# WHAT YOU SHOULD DO:
Look through the material below and count the lines that hold "requests". Give that number by itself.

# SOURCE MATERIAL:
----

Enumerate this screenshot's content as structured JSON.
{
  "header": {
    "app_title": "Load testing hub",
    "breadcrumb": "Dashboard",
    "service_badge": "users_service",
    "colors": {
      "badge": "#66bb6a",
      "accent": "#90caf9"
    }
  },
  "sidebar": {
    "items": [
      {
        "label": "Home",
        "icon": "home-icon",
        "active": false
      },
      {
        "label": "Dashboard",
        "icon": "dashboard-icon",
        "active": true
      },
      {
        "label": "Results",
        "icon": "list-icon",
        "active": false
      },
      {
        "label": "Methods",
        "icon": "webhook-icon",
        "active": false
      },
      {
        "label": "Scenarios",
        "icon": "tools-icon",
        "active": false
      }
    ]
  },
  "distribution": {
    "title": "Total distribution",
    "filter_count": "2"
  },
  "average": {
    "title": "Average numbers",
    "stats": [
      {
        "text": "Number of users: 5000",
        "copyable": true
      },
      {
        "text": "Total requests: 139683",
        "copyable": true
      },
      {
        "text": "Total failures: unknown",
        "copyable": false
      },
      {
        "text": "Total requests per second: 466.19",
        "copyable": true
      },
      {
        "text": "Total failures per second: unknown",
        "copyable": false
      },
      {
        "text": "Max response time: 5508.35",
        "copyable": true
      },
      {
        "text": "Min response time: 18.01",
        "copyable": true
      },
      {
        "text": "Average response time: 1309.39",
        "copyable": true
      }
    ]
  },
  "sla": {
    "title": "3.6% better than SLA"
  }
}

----

# SOLVED PROBLEM:
2